"It was astonishing how just ten years can make a difference in language and ideology—and in some ways no difference at all. During my interview with Elisha Roberts (‘05), I could not help but compare what she said about her experience in 2003-2006 to the action happening on campus currently. One of the most vivid memories I have of the interview was about one of the reasons for her own involvement—she stated that she and her classmates envisioned themselves as standing up for issues of diversity and equity so that future Oxy students would not have to go through the same thing in 10 years. Now, in 2014, it is nearly 10 years down the road, and we are still engaged in the same types of discussions about a surface level of diversity at the campus, and little real action being taken to accept and support students and faculty of color."  -Dani Lyons
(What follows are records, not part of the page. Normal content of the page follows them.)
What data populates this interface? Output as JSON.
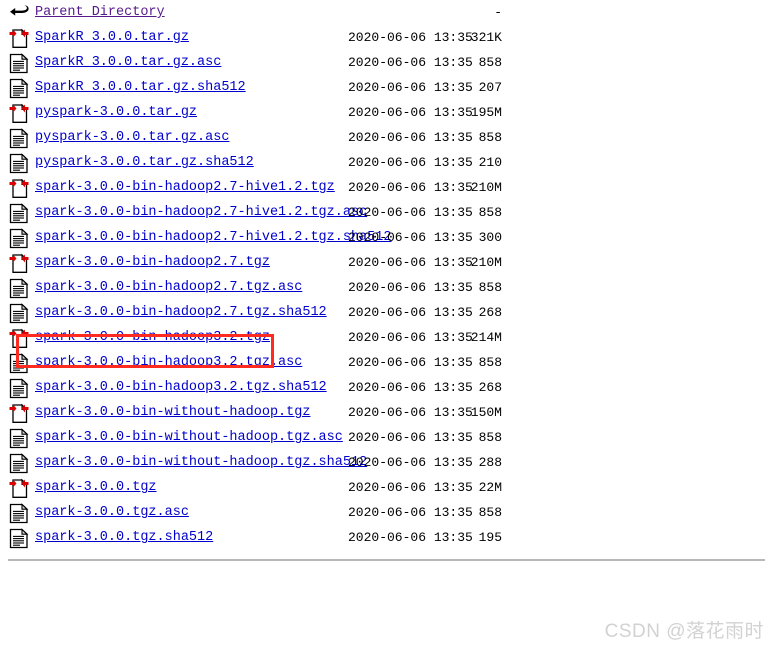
{
  "page": {
    "type": "apache-directory-index",
    "parent_label": "Parent Directory",
    "parent_size": "-",
    "link_color": "#0000cc",
    "visited_link_color": "#551a8b",
    "highlight_color": "#ff2a20",
    "watermark": "CSDN @落花雨时"
  },
  "rows": [
    {
      "icon": "back-arrow-icon",
      "name": "Parent Directory",
      "date": "",
      "size": "-"
    },
    {
      "icon": "compressed-file-icon",
      "name": "SparkR_3.0.0.tar.gz",
      "date": "2020-06-06 13:35",
      "size": "321K"
    },
    {
      "icon": "text-file-icon",
      "name": "SparkR_3.0.0.tar.gz.asc",
      "date": "2020-06-06 13:35",
      "size": "858"
    },
    {
      "icon": "text-file-icon",
      "name": "SparkR_3.0.0.tar.gz.sha512",
      "date": "2020-06-06 13:35",
      "size": "207"
    },
    {
      "icon": "compressed-file-icon",
      "name": "pyspark-3.0.0.tar.gz",
      "date": "2020-06-06 13:35",
      "size": "195M"
    },
    {
      "icon": "text-file-icon",
      "name": "pyspark-3.0.0.tar.gz.asc",
      "date": "2020-06-06 13:35",
      "size": "858"
    },
    {
      "icon": "text-file-icon",
      "name": "pyspark-3.0.0.tar.gz.sha512",
      "date": "2020-06-06 13:35",
      "size": "210"
    },
    {
      "icon": "compressed-file-icon",
      "name": "spark-3.0.0-bin-hadoop2.7-hive1.2.tgz",
      "date": "2020-06-06 13:35",
      "size": "210M"
    },
    {
      "icon": "text-file-icon",
      "name": "spark-3.0.0-bin-hadoop2.7-hive1.2.tgz.asc",
      "date": "2020-06-06 13:35",
      "size": "858"
    },
    {
      "icon": "text-file-icon",
      "name": "spark-3.0.0-bin-hadoop2.7-hive1.2.tgz.sha512",
      "date": "2020-06-06 13:35",
      "size": "300"
    },
    {
      "icon": "compressed-file-icon",
      "name": "spark-3.0.0-bin-hadoop2.7.tgz",
      "date": "2020-06-06 13:35",
      "size": "210M"
    },
    {
      "icon": "text-file-icon",
      "name": "spark-3.0.0-bin-hadoop2.7.tgz.asc",
      "date": "2020-06-06 13:35",
      "size": "858"
    },
    {
      "icon": "text-file-icon",
      "name": "spark-3.0.0-bin-hadoop2.7.tgz.sha512",
      "date": "2020-06-06 13:35",
      "size": "268"
    },
    {
      "icon": "compressed-file-icon",
      "name": "spark-3.0.0-bin-hadoop3.2.tgz",
      "date": "2020-06-06 13:35",
      "size": "214M"
    },
    {
      "icon": "text-file-icon",
      "name": "spark-3.0.0-bin-hadoop3.2.tgz.asc",
      "date": "2020-06-06 13:35",
      "size": "858"
    },
    {
      "icon": "text-file-icon",
      "name": "spark-3.0.0-bin-hadoop3.2.tgz.sha512",
      "date": "2020-06-06 13:35",
      "size": "268"
    },
    {
      "icon": "compressed-file-icon",
      "name": "spark-3.0.0-bin-without-hadoop.tgz",
      "date": "2020-06-06 13:35",
      "size": "150M"
    },
    {
      "icon": "text-file-icon",
      "name": "spark-3.0.0-bin-without-hadoop.tgz.asc",
      "date": "2020-06-06 13:35",
      "size": "858"
    },
    {
      "icon": "text-file-icon",
      "name": "spark-3.0.0-bin-without-hadoop.tgz.sha512",
      "date": "2020-06-06 13:35",
      "size": "288"
    },
    {
      "icon": "compressed-file-icon",
      "name": "spark-3.0.0.tgz",
      "date": "2020-06-06 13:35",
      "size": "22M"
    },
    {
      "icon": "text-file-icon",
      "name": "spark-3.0.0.tgz.asc",
      "date": "2020-06-06 13:35",
      "size": "858"
    },
    {
      "icon": "text-file-icon",
      "name": "spark-3.0.0.tgz.sha512",
      "date": "2020-06-06 13:35",
      "size": "195"
    }
  ]
}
"Occidental is a place of conversations. I believe that these conversations have existed and been facilitated (or ignored) in many different ways, but in my time period of study 2000-2014, they were always underway. The letters to the editors of the Occidental Weekly served as a space for students to textually engage with one another, there were numerous advertisements and reports detailing protests and designated weeks of awareness for a variety of political, social and cultural causes, demonstrating to me that Occidental College is a place where conversation about the world surrounding the college is practiced and valued by the students and faculty. I have no doubt that my experiences visiting Occidental as well as the schools advertisements while I applied demonstrated this fact to me. What I have learned from my time as a student as well as from the added detail of this archival research is that the reciprocality of these types of conversations between students and some faculty is not equally met between those groups and the school’s administration." -August Polstein